26 September 2008
Our two year old daughter has gone through a phase of being able to get out of the childseat seat belt. Perform any search on the web and it appears that this is a common problem. Basically the child works out that if they can pull their hands through the seat belt they are then able to lean further forward and reach around the car. The danger is obvious, in the event of an accident they would not be properly fitted into the seat and would be at much greater risk in the event of an accident.
In my case I used to spend 30 to 45 minutes each way driving our daughter to and from nursery, sometimes much longer if the traffic was busy. The journey was primarily on dual-carriageway or motorways reaching speeds of 70mph. Fortunately we have now moved and the drive to nursery is now only about 15 minutes.
I had been concerned about our child's ability to get out of the seatbelt, but there was one incident that really drove me to action. Some time ago I was driving down the motorway and my daughter had managed to get her arms out again. Whilst telling her to put her arms back in the cars in front all started braking due to congestion. I saw the break lights, but had to break hard. Fortunately I'd left plenty of space between the car in front and my own car, so I was able to break in time. Although both of us moved forward in our seats, it really brought home how dangerous this was. At that point I decided that whatever the financial cost I needed to find a solution.

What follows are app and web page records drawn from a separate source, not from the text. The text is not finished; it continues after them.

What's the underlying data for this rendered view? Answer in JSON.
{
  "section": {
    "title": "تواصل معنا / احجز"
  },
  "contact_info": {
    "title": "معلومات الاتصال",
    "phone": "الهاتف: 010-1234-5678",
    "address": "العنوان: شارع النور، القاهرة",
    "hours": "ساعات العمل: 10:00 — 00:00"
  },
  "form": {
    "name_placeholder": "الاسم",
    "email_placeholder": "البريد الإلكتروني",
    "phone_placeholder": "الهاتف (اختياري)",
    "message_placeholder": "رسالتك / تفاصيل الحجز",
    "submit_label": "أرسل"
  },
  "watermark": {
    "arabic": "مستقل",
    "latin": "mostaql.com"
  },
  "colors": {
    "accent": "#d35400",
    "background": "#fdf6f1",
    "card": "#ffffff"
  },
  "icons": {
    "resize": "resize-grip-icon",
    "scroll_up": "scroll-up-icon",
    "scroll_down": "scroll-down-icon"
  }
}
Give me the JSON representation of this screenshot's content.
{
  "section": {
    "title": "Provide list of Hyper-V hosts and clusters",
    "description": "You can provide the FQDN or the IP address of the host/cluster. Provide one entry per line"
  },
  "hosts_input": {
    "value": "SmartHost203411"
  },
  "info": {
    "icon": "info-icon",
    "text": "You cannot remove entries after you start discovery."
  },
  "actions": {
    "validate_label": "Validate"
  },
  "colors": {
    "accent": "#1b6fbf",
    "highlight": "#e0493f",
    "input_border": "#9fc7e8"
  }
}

In other countries it is possible to buy clips which hold the two shoulder belts together (e.g. Huggables), but it is against the law to sell them in the UK. There was a similar device created called Hug-it. The site says "sold out" and I don't believe these have been made for a couple of years. I suspect there is some reason for this as there is no outlook on replacements.
In my opinion the law preventing us from using these devices is stupid. During an accident having a child leave their seat and hitting the front seat is far worse than the few seconds required to remove the device by the emergency services.
Searching the web it sounds like this is a very common problem. Peoples suggestions range from the obvious - have you tightened the straps (yes as much as my strength would allow, but she still escaped), to impractical suggestions (pulling over at the side of the road is OK for local journeys, but doesn't work on Motorways), and even to cruelty (hit your child till they stay still). This last suggestion made me angry. Just think how you'd feel - you are a 2 year old child unable to understand the safety implications of the safety belt, you are going on a journey to somewhere you don't want to go, you are strapped in to a seat unable to move your body, you maybe stuck in that position for 30 minutes or more and then you are physically beaten for trying to get a bit of freedom. Physically beating a child is not a way to teach right and wrong!
The solution was expensive, and took a number of different approaches. In the end I believe this was worthwhile as the safety of my children has to take top priority. It is still possible for her to escape, but it has made it very hard and removed the desire so that she now doesn't bother trying anymore.
The first step is to ensure that there is something for your child to do to keep them occupied. This does not have to be expensive, although one option is to install an in-car DVD player which clearly can be. We did buy a DVD player, but it was a portable one rather than one that is fitted into the car. This meant that we use it for long journeys (driving over an hour), but we do not use this for the shorter drives which are also a major concern. It's worth having one of these to help with the boredom of long journeys anyway.
For shorter journeys / a cheaper solution then the child's usual books and toys are useful. The thing to avoid are toys that are likely to get dropped on the floor and perhaps avoid favourite toys that may be a large distraction if they fall on the floor. It's also worth having some toys handy (e.g. on the passenger seat), these can be passed to the child if they drop the toys they are playing with.
As well as giving the child something to do it's important to remove any distractions. This can include things such as window blinds that the child may see as something to play with, or toys that stick to the windows.
New car seat
The last and most expensive thing that I did was to replace the car seat. It was a large decision to spend £150 on a new car seat. I'd already made the decision that it was worth spending that amount of money, but my concern was to spend £150, for it to not actually improve the situation. Fortunately it turned out that the car seat did make a large difference in this area.
We had spent some time in a local store looking at the different car seats to see how the straps fitted and whether we thought that it would improve the situation. We chose the Maxi-Cosi Tobi car seat. Although this is quite expensive the price was reflected in the build quality of the seat and the strap is far more secure than the one we had previously. It is still possible for her to get her arms out if she tries really hard, but used in conjunction with the other steps meant that she ultimately found it wasn't worth the effort (see also found it uncomfortable when her arms were out).
I don't think that any of the steps on their own were enough to stop a child from escaping, but using them all together achieved my goal. In fact it worked so well that subsequently she went into seats that should could have escaped from and she didn't even try. She's now a bit older and has moved into a 3 year plus car seat using the normal car seat without any problems.
The money spent was worthwhile and we are now happy with the safety of our child when travelling in the car.